> [BRIEF]:
Below are the records; locate each line with the word "скин" and copy it.

[Collection entries]
....
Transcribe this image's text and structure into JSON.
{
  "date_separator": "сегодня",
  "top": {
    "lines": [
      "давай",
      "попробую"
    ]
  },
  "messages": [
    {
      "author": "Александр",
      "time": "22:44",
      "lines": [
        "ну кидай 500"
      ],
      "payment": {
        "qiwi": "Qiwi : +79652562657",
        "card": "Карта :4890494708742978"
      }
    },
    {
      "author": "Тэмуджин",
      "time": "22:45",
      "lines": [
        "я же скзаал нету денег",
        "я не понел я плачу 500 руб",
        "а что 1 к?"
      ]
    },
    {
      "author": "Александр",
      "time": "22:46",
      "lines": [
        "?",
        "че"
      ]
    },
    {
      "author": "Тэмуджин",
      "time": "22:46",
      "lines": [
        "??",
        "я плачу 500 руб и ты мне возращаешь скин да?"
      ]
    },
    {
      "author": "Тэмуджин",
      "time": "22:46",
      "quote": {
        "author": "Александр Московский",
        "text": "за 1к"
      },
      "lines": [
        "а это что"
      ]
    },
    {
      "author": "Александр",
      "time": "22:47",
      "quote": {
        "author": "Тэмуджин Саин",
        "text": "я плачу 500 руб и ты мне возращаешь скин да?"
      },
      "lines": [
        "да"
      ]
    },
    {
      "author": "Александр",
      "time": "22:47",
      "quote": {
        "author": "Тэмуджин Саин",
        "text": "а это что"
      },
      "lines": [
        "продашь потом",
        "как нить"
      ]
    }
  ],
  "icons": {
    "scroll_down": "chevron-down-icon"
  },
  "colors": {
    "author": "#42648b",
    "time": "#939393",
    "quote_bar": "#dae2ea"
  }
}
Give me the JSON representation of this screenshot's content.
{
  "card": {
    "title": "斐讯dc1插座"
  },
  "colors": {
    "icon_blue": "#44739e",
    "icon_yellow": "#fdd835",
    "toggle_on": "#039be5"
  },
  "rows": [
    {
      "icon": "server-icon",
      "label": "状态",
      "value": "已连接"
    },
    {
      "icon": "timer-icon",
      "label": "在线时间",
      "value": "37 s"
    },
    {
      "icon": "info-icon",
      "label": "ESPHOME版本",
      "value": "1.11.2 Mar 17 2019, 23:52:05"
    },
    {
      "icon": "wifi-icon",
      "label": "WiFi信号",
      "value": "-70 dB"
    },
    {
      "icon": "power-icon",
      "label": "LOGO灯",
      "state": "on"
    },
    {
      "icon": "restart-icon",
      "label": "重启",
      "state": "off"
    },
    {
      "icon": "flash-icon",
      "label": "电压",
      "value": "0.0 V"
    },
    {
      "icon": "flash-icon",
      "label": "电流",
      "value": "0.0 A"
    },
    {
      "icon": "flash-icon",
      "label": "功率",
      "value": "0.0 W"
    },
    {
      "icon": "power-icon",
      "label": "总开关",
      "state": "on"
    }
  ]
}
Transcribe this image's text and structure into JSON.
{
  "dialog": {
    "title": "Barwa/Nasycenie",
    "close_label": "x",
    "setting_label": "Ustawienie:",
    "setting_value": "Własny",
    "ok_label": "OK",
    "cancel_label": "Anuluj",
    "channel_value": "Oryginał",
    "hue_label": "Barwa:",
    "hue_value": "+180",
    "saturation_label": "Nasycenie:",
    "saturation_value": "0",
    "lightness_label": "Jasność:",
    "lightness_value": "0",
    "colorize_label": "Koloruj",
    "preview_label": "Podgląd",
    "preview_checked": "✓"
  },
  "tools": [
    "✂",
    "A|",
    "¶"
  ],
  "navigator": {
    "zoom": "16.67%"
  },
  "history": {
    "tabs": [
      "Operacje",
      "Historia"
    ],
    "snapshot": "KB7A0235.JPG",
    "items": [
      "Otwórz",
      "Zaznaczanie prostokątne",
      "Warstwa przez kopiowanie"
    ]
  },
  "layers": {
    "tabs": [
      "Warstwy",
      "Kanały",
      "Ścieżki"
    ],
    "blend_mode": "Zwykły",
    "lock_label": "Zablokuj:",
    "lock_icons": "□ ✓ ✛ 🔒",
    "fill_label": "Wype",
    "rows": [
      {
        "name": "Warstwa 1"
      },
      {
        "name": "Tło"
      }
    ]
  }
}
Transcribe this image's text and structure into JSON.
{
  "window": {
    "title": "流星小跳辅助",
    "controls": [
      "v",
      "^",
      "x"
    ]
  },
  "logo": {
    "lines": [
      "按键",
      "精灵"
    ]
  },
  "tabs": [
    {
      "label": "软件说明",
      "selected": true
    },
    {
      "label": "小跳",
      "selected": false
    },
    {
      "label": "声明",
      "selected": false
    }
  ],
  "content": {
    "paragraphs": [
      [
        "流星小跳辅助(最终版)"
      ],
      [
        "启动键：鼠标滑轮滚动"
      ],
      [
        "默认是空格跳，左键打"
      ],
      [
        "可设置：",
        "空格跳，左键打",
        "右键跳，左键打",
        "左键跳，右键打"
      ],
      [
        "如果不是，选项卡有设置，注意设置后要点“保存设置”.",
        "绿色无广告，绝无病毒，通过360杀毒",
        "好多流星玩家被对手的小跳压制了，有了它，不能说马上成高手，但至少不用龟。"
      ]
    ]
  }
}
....
> [SOLVED PROBLEM]:
        "я плачу 500 руб и ты мне возращаешь скин да?"
        "text": "я плачу 500 руб и ты мне возращаешь скин да?"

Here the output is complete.